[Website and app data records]

- - - - - - -

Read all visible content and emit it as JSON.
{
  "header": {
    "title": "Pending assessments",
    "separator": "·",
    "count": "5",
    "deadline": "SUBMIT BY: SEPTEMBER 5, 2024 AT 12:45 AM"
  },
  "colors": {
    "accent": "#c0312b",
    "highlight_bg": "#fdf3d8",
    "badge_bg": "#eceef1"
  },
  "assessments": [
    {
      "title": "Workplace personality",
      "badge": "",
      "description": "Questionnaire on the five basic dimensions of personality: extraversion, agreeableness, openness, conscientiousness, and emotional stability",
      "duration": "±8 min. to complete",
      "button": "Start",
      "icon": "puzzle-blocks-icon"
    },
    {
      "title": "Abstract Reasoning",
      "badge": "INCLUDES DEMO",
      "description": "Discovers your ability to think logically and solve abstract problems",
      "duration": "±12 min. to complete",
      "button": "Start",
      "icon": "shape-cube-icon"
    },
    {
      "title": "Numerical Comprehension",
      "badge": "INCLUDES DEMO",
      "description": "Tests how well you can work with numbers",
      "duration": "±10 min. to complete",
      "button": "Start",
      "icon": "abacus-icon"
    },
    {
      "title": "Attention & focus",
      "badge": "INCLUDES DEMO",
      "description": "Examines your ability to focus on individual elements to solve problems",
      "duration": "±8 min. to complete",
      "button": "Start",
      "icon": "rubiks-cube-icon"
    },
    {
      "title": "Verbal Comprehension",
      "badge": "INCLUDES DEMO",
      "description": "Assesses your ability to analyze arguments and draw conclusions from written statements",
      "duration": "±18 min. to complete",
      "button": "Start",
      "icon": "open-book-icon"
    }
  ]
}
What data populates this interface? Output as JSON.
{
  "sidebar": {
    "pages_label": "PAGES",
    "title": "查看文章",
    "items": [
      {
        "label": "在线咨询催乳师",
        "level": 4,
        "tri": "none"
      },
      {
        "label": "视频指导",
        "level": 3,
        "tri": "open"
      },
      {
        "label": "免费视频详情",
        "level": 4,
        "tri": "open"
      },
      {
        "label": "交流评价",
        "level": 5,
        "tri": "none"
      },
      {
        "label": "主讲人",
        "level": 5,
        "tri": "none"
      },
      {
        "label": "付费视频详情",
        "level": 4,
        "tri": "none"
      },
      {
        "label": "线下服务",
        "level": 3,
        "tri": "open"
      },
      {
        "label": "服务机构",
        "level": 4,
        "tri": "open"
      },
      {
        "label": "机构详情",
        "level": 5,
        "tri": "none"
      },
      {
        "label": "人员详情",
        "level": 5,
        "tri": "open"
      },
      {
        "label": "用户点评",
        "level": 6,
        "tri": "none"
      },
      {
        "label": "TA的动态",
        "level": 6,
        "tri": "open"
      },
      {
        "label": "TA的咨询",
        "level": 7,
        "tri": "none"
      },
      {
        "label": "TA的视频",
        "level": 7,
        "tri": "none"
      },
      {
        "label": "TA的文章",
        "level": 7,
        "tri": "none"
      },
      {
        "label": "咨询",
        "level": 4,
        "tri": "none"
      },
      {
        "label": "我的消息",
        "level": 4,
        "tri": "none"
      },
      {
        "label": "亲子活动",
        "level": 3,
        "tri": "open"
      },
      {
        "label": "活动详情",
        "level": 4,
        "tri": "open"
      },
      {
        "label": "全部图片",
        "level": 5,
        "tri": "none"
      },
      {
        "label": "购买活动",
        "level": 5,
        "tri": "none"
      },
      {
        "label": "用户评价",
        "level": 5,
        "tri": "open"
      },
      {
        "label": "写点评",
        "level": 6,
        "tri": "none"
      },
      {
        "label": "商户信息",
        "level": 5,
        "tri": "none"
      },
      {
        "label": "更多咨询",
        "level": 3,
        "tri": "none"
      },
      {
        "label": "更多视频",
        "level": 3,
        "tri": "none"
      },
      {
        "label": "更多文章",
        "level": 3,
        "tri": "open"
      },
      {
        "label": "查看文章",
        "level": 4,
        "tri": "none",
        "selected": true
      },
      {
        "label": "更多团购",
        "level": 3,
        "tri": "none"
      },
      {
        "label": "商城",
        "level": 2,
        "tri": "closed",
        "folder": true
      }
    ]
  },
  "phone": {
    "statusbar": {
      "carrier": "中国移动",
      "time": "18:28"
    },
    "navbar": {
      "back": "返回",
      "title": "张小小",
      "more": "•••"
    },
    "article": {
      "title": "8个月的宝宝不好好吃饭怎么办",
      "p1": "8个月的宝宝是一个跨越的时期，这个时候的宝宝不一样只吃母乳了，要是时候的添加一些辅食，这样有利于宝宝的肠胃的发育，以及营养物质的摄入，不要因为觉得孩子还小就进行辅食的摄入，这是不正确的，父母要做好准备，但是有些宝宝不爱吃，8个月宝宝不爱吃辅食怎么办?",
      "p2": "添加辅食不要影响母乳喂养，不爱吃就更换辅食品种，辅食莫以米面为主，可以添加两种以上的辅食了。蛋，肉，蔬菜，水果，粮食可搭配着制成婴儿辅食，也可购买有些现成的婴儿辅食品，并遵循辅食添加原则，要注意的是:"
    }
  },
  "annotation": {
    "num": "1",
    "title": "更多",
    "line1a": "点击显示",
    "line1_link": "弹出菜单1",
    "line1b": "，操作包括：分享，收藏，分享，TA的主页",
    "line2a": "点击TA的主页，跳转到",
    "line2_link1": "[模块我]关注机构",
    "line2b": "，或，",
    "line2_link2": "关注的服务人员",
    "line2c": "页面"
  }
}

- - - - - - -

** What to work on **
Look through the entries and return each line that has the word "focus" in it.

** Solution to this exercise **
      "title": "Attention & focus",
      "description": "Examines your ability to focus on individual elements to solve problems",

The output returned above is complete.